### WHAT YOU HAVE TO DO:
The response must consist of the complete listing below, reproduced without alteration.

** Opening MATERIAL TO PROCESS block **

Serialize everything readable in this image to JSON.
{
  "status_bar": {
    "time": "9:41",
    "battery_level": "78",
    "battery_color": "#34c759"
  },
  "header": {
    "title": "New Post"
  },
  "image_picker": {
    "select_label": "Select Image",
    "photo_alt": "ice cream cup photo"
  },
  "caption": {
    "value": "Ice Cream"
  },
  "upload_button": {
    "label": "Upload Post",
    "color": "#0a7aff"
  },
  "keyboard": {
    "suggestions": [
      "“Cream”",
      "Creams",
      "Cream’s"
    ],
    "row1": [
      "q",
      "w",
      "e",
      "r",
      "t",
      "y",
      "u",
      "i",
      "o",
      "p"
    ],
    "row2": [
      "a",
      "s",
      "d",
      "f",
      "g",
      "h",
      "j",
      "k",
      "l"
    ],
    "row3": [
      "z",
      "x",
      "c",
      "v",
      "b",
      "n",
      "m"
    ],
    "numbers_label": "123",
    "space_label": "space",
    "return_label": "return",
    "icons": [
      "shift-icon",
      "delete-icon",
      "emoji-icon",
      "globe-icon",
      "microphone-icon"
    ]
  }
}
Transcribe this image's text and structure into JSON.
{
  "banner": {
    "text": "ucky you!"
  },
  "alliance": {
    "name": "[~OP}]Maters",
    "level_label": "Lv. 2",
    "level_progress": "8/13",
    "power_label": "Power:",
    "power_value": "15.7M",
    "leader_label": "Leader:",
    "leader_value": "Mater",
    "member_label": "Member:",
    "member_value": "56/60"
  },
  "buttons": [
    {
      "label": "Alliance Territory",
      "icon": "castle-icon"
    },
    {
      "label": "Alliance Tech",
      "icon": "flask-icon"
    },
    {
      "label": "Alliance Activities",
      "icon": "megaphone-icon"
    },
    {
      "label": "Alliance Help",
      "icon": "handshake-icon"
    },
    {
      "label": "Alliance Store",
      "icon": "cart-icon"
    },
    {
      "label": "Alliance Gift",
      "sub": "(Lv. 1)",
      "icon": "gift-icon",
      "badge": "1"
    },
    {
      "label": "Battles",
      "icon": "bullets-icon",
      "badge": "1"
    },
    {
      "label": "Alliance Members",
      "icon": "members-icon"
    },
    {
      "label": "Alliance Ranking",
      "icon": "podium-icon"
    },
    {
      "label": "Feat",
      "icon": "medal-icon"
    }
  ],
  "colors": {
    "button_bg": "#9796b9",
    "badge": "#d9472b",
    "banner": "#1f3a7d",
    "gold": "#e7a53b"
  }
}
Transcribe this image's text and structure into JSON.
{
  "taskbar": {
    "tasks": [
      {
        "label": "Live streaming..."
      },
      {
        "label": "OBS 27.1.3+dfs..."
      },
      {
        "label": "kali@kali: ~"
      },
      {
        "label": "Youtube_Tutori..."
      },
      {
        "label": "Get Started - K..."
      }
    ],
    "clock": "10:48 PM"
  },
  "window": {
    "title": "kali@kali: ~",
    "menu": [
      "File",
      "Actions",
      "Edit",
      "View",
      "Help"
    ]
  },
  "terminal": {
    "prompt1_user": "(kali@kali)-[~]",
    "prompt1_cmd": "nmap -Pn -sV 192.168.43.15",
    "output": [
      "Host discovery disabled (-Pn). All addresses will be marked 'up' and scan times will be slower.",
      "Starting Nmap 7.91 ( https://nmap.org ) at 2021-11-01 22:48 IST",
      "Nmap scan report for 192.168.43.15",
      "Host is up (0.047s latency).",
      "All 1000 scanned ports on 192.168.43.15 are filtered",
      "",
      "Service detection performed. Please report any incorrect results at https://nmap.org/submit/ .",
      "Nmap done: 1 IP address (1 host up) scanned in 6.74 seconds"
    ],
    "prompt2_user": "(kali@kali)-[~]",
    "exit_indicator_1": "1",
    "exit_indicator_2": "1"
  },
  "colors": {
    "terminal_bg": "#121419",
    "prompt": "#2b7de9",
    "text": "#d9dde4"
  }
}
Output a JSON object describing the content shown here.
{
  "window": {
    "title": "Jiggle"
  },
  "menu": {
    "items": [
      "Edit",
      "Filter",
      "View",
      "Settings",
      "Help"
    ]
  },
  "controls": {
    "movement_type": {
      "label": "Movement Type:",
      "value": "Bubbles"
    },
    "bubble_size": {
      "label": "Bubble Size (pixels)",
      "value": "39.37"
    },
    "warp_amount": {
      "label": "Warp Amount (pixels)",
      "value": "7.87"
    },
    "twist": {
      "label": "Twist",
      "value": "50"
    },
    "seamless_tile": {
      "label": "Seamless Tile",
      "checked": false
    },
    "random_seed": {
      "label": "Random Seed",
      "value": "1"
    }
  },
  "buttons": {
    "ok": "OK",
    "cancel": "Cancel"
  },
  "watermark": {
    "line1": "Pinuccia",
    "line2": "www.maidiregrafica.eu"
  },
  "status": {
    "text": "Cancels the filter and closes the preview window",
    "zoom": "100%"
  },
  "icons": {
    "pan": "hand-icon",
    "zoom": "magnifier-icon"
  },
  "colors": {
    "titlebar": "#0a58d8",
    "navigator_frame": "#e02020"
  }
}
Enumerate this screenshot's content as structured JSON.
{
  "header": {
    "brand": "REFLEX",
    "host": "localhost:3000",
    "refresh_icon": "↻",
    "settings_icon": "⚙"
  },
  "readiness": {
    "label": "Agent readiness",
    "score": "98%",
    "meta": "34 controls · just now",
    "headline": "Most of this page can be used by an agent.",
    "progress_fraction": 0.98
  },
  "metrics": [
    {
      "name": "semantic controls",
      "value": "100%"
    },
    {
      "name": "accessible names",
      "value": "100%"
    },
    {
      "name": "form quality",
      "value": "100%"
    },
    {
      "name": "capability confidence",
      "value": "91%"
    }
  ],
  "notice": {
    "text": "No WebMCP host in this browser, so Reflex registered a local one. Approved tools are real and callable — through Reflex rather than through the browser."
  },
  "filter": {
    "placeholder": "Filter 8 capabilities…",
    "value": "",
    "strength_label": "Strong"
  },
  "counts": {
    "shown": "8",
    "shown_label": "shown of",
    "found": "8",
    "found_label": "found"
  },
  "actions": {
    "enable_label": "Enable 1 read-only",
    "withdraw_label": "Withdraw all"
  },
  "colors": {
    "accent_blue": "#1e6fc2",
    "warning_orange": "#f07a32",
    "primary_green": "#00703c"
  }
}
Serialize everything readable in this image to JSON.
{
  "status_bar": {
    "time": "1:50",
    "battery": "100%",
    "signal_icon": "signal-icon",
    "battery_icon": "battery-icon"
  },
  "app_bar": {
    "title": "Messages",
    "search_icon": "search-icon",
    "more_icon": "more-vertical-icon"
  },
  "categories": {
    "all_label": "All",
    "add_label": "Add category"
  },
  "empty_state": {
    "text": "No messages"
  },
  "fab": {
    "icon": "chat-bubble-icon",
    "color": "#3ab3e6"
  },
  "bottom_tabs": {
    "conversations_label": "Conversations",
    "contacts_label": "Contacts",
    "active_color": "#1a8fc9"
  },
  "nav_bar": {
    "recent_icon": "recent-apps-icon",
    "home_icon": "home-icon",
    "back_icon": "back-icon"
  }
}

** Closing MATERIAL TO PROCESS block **

### ANSWER TO THE PROBLEM:
Serialize everything readable in this image to JSON.
{
  "status_bar": {
    "time": "9:41",
    "battery_level": "78",
    "battery_color": "#34c759"
  },
  "header": {
    "title": "New Post"
  },
  "image_picker": {
    "select_label": "Select Image",
    "photo_alt": "ice cream cup photo"
  },
  "caption": {
    "value": "Ice Cream"
  },
  "upload_button": {
    "label": "Upload Post",
    "color": "#0a7aff"
  },
  "keyboard": {
    "suggestions": [
      "“Cream”",
      "Creams",
      "Cream’s"
    ],
    "row1": [
      "q",
      "w",
      "e",
      "r",
      "t",
      "y",
      "u",
      "i",
      "o",
      "p"
    ],
    "row2": [
      "a",
      "s",
      "d",
      "f",
      "g",
      "h",
      "j",
      "k",
      "l"
    ],
    "row3": [
      "z",
      "x",
      "c",
      "v",
      "b",
      "n",
      "m"
    ],
    "numbers_label": "123",
    "space_label": "space",
    "return_label": "return",
    "icons": [
      "shift-icon",
      "delete-icon",
      "emoji-icon",
      "globe-icon",
      "microphone-icon"
    ]
  }
}
Transcribe this image's text and structure into JSON.
{
  "banner": {
    "text": "ucky you!"
  },
  "alliance": {
    "name": "[~OP}]Maters",
    "level_label": "Lv. 2",
    "level_progress": "8/13",
    "power_label": "Power:",
    "power_value": "15.7M",
    "leader_label": "Leader:",
    "leader_value": "Mater",
    "member_label": "Member:",
    "member_value": "56/60"
  },
  "buttons": [
    {
      "label": "Alliance Territory",
      "icon": "castle-icon"
    },
    {
      "label": "Alliance Tech",
      "icon": "flask-icon"
    },
    {
      "label": "Alliance Activities",
      "icon": "megaphone-icon"
    },
    {
      "label": "Alliance Help",
      "icon": "handshake-icon"
    },
    {
      "label": "Alliance Store",
      "icon": "cart-icon"
    },
    {
      "label": "Alliance Gift",
      "sub": "(Lv. 1)",
      "icon": "gift-icon",
      "badge": "1"
    },
    {
      "label": "Battles",
      "icon": "bullets-icon",
      "badge": "1"
    },
    {
      "label": "Alliance Members",
      "icon": "members-icon"
    },
    {
      "label": "Alliance Ranking",
      "icon": "podium-icon"
    },
    {
      "label": "Feat",
      "icon": "medal-icon"
    }
  ],
  "colors": {
    "button_bg": "#9796b9",
    "badge": "#d9472b",
    "banner": "#1f3a7d",
    "gold": "#e7a53b"
  }
}
Transcribe this image's text and structure into JSON.
{
  "taskbar": {
    "tasks": [
      {
        "label": "Live streaming..."
      },
      {
        "label": "OBS 27.1.3+dfs..."
      },
      {
        "label": "kali@kali: ~"
      },
      {
        "label": "Youtube_Tutori..."
      },
      {
        "label": "Get Started - K..."
      }
    ],
    "clock": "10:48 PM"
  },
  "window": {
    "title": "kali@kali: ~",
    "menu": [
      "File",
      "Actions",
      "Edit",
      "View",
      "Help"
    ]
  },
  "terminal": {
    "prompt1_user": "(kali@kali)-[~]",
    "prompt1_cmd": "nmap -Pn -sV 192.168.43.15",
    "output": [
      "Host discovery disabled (-Pn). All addresses will be marked 'up' and scan times will be slower.",
      "Starting Nmap 7.91 ( https://nmap.org ) at 2021-11-01 22:48 IST",
      "Nmap scan report for 192.168.43.15",
      "Host is up (0.047s latency).",
      "All 1000 scanned ports on 192.168.43.15 are filtered",
      "",
      "Service detection performed. Please report any incorrect results at https://nmap.org/submit/ .",
      "Nmap done: 1 IP address (1 host up) scanned in 6.74 seconds"
    ],
    "prompt2_user": "(kali@kali)-[~]",
    "exit_indicator_1": "1",
    "exit_indicator_2": "1"
  },
  "colors": {
    "terminal_bg": "#121419",
    "prompt": "#2b7de9",
    "text": "#d9dde4"
  }
}
Output a JSON object describing the content shown here.
{
  "window": {
    "title": "Jiggle"
  },
  "menu": {
    "items": [
      "Edit",
      "Filter",
      "View",
      "Settings",
      "Help"
    ]
  },
  "controls": {
    "movement_type": {
      "label": "Movement Type:",
      "value": "Bubbles"
    },
    "bubble_size": {
      "label": "Bubble Size (pixels)",
      "value": "39.37"
    },
    "warp_amount": {
      "label": "Warp Amount (pixels)",
      "value": "7.87"
    },
    "twist": {
      "label": "Twist",
      "value": "50"
    },
    "seamless_tile": {
      "label": "Seamless Tile",
      "checked": false
    },
    "random_seed": {
      "label": "Random Seed",
      "value": "1"
    }
  },
  "buttons": {
    "ok": "OK",
    "cancel": "Cancel"
  },
  "watermark": {
    "line1": "Pinuccia",
    "line2": "www.maidiregrafica.eu"
  },
  "status": {
    "text": "Cancels the filter and closes the preview window",
    "zoom": "100%"
  },
  "icons": {
    "pan": "hand-icon",
    "zoom": "magnifier-icon"
  },
  "colors": {
    "titlebar": "#0a58d8",
    "navigator_frame": "#e02020"
  }
}
Enumerate this screenshot's content as structured JSON.
{
  "header": {
    "brand": "REFLEX",
    "host": "localhost:3000",
    "refresh_icon": "↻",
    "settings_icon": "⚙"
  },
  "readiness": {
    "label": "Agent readiness",
    "score": "98%",
    "meta": "34 controls · just now",
    "headline": "Most of this page can be used by an agent.",
    "progress_fraction": 0.98
  },
  "metrics": [
    {
      "name": "semantic controls",
      "value": "100%"
    },
    {
      "name": "accessible names",
      "value": "100%"
    },
    {
      "name": "form quality",
      "value": "100%"
    },
    {
      "name": "capability confidence",
      "value": "91%"
    }
  ],
  "notice": {
    "text": "No WebMCP host in this browser, so Reflex registered a local one. Approved tools are real and callable — through Reflex rather than through the browser."
  },
  "filter": {
    "placeholder": "Filter 8 capabilities…",
    "value": "",
    "strength_label": "Strong"
  },
  "counts": {
    "shown": "8",
    "shown_label": "shown of",
    "found": "8",
    "found_label": "found"
  },
  "actions": {
    "enable_label": "Enable 1 read-only",
    "withdraw_label": "Withdraw all"
  },
  "colors": {
    "accent_blue": "#1e6fc2",
    "warning_orange": "#f07a32",
    "primary_green": "#00703c"
  }
}
Serialize everything readable in this image to JSON.
{
  "status_bar": {
    "time": "1:50",
    "battery": "100%",
    "signal_icon": "signal-icon",
    "battery_icon": "battery-icon"
  },
  "app_bar": {
    "title": "Messages",
    "search_icon": "search-icon",
    "more_icon": "more-vertical-icon"
  },
  "categories": {
    "all_label": "All",
    "add_label": "Add category"
  },
  "empty_state": {
    "text": "No messages"
  },
  "fab": {
    "icon": "chat-bubble-icon",
    "color": "#3ab3e6"
  },
  "bottom_tabs": {
    "conversations_label": "Conversations",
    "contacts_label": "Contacts",
    "active_color": "#1a8fc9"
  },
  "nav_bar": {
    "recent_icon": "recent-apps-icon",
    "home_icon": "home-icon",
    "back_icon": "back-icon"
  }
}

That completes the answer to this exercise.